- Released in Malta by KRS on 26/06/08
In a nutshell
No surprises here. When The Lion, The Witch and the Wardrobe was released in the wake of the Lord of the Rings phenomenon, another highly successful and screen-worthy fantasy franchise had made the jump to the big-screen. So once the first film proved itself as a massive box-office hit (even wrestling past Peter Jackson’s King Kong back in the 2005 Christmas season), all bets were off that the other books in the Narnia series would be filmed. So here’s part two of a potential seven.
Why we’re hyped
The four Pevensie children return to Narnia, only to discover that 1300 years of oppression have elapsed since their last visit. So we can expect this to be a darker and grittier film than the previous one. There’s also another large-scale battle on offer, so hopefully the digital effects wizards will manage to top the battle in Wardrobe, which was one of the highlights of the film, albeit a bit too shiny and clean for my tastes.
Who’s in it?
Everyone’s favourite mane character, Aslan, will be back of course, voiced by the ever-noble Liam Neeson. Plus the four child actors who portrayed the central characters, and relative newcomer Ben Barnes as the eponymous prince. Andrew Adamson (Shrek, Shrek 2 and The Lion, the Witch and the Wardrobe) returns to the director’s chair.
So where were we?
Three years ago, when quite a large chunk of the world exited cinemas after seeing The Lion, the Witch and the Wardrobe, we left the four main protagonists just as they had returned to our world, leaving Narnia behind after reigning over it for many years. This next chronicle, penned by C.S. Lewis soon after completing the previous book, picks up shortly after, with the four children finding life in London rather on the drab side compared to their previous exploits. Sure enough, over in Narnia, things have been set in motion for the old rulers to be summoned back, because they are sorely missed.
Things have changed
Narnia is a bit on the dark side nowadays, with a troupe of European-sounding humans called Telmarines having taken over, and being intent on exterminating all other Narnian inhabitants. The Prince is question is one such Telmarine, but he is forced to flee after realising his life is in danger due to his power-hungry uncle’s lust for the throne. This makes for a beautiful night-time escape sequence, which opens the film.

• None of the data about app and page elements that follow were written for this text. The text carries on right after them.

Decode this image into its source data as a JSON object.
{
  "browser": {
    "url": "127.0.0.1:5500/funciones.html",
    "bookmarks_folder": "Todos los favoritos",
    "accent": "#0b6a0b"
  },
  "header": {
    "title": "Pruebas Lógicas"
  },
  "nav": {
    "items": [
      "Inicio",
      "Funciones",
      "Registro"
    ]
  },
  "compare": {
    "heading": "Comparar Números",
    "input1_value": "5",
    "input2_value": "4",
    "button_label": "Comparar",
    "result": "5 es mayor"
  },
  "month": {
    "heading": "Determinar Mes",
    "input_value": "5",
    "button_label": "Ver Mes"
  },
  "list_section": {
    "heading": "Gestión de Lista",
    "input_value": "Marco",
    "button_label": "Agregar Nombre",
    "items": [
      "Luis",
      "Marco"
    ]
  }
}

He eventually meets the four Pevensie children, and together with centaurs, minotaurs, mice, dwarves, badgers and countless other creatures they seek to end the rule of this foul-tempered uncle of Caspian’s.
Another religion lesson?
The Christian allegory which C.S. Lewis enmeshed into his first novel was very evident on screen, whereas here it seems to have been toned down or at times omitted, also due in part to some of the deliberate changes made when adapting the book to the screen, in order to make it more of a big action film.
Despite not being as interesting or as magical a story as the first instalment, this film makes amends by having a number of exciting and well-orchestrated action sequences, such as the above-mentioned escape and a wonderful, hushed, midnight assault on a castle which evoked great memories of Disney’s Robin Hood from many moons ago (and which wasn’t in the book). The final confrontation is also bigger, flashier and more intricate than the climax of Wardrobe, and in the end I felt that while very clearly set in the same world, these two films are very different and can be judged on their own separate merits, of which there are many.
http://www.apple.com/trailers/disney/thechroniclesofnarniaprincecaspian/ (High-res QuickTime)